A favorite film bogeyman for decades, Jack the Ripper returns in an engrossing thriller that adds a persuasive theory about his identity to the expected slayings and dismemberments. Marked by a compelling performance by Johnny Depp and a production several notches above genre standards, From Hell is poised to draw in a lot more than niche horror fans.

London's Whitechapel district in 1888 is a fetid swamp of doss houses, pubs and dead-end alleys. Prostitutes like Mary Kelly (Heather Graham) must fight brutal extortionists who want a cut of their take. A visit from former streetwalker Ann Crook (Joanna Page), now married to a wealthy aristocrat, sets off a string of vicious murders among Mary's friends.

Police inspector Fred Abberline (Johnny Depp) has been addicted to opium and laudanum since the death of his wife in childbirth. As the corpses pile up, he tries to make sense of the apparently random violence.
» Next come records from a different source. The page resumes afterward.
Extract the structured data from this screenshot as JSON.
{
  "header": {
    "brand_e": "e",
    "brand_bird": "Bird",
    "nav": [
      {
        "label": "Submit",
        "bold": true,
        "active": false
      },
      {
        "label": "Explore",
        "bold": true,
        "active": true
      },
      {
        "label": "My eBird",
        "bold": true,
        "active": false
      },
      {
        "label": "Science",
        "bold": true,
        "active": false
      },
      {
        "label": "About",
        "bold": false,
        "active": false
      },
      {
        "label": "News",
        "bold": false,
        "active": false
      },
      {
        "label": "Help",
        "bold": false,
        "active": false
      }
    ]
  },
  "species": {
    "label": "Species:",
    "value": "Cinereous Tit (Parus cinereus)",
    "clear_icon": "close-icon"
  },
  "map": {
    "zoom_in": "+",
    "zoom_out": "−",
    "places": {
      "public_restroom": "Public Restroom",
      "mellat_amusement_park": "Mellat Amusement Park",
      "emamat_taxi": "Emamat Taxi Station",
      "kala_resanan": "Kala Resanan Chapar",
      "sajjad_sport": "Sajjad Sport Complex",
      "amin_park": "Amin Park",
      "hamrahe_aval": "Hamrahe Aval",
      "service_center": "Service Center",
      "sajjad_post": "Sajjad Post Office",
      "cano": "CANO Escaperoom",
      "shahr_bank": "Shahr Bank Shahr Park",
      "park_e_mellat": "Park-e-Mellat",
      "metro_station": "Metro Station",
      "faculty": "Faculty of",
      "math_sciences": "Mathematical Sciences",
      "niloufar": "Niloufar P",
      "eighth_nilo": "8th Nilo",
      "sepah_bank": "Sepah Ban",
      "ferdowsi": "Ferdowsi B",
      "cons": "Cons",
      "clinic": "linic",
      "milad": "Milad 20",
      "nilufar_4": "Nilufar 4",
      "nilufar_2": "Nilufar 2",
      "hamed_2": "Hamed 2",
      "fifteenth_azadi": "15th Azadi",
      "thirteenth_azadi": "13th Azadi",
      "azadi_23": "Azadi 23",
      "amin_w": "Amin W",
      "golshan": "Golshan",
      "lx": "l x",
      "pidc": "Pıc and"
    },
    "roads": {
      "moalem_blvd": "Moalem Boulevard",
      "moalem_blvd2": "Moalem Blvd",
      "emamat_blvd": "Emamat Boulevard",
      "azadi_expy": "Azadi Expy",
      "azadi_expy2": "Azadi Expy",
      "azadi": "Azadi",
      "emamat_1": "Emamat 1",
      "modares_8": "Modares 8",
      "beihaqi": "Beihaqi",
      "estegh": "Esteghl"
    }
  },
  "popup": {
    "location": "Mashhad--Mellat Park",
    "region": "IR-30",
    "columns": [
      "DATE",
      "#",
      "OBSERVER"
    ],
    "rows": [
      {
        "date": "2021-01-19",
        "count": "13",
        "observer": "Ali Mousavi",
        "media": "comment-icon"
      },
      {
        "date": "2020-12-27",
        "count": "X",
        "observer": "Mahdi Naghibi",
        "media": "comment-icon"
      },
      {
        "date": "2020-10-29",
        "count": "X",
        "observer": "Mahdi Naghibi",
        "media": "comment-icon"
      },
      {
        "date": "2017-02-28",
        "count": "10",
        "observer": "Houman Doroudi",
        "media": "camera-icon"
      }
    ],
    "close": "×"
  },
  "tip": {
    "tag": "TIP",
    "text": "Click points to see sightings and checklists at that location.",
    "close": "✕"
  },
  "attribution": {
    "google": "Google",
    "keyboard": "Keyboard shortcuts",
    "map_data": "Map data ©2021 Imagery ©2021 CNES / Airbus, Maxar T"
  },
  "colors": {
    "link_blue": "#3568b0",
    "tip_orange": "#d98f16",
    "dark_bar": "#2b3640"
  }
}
Clues indicate that the killer is wellborn, leading Abberline to question Sir William Gull (Ian Holm), physician to the Royal Family.

Gull agrees that the killer shows a remarkable knowledge of anatomy, but Abberline's superior, Sir Charles Warren (Ian Richardson), seems curiously reluctant to allow the case to proceed. Frustrated, Abberline turns to the suspicious Mary for help. Together, they track down Ann Crook, missing since the first murder. Abberline uncovers links to the Special Branch, a secret police unit, and the Freemasons, a quasi-religious sect. But he is powerless to prevent further killings--even when the evidence points to Mary as the next victim.

Set almost entirely within the slums of Whitechapel, From Hell revels in dank boarding houses, smoke-filled saloons, and fearsome hansom cabs that career through narrow streets. The filmmakers have concocted a sinister world in which grapes are considered luxuries, where the police are at the service of a largely corrupt upper class, and where lobotomies are delivered without anesthesia. The adroit script combines several genres, from horror to film noir to period spectacle, while remaining true to their traditions. As a mystery, it offers a half-dozen suspects, arcane clues, and murky conspiracy theories involving clandestine sects. As a romance, it gives us doomed lovers who are betrayed at every turn. The horror elements are especially satisfying. The slashing, jarring violence feels accurate and chilling, but directors Allen and Albert Hughes use gore judiciously and resist cheap shocks.

Depp, sporting a working-class British accent, has finally found an anti-hero role that works. Given his character's past, and the scope of the conspiracy he faces, it's no wonder he is prone to paranoia and despair. The largely British supporting cast is a delight, especially the Ians Holm and Richardson, whose work evokes the best of Hammer Films. Literate and entertaining, From Hell should help erase the memory of the more dismal slasher movies of the past.

--Daniel Eagan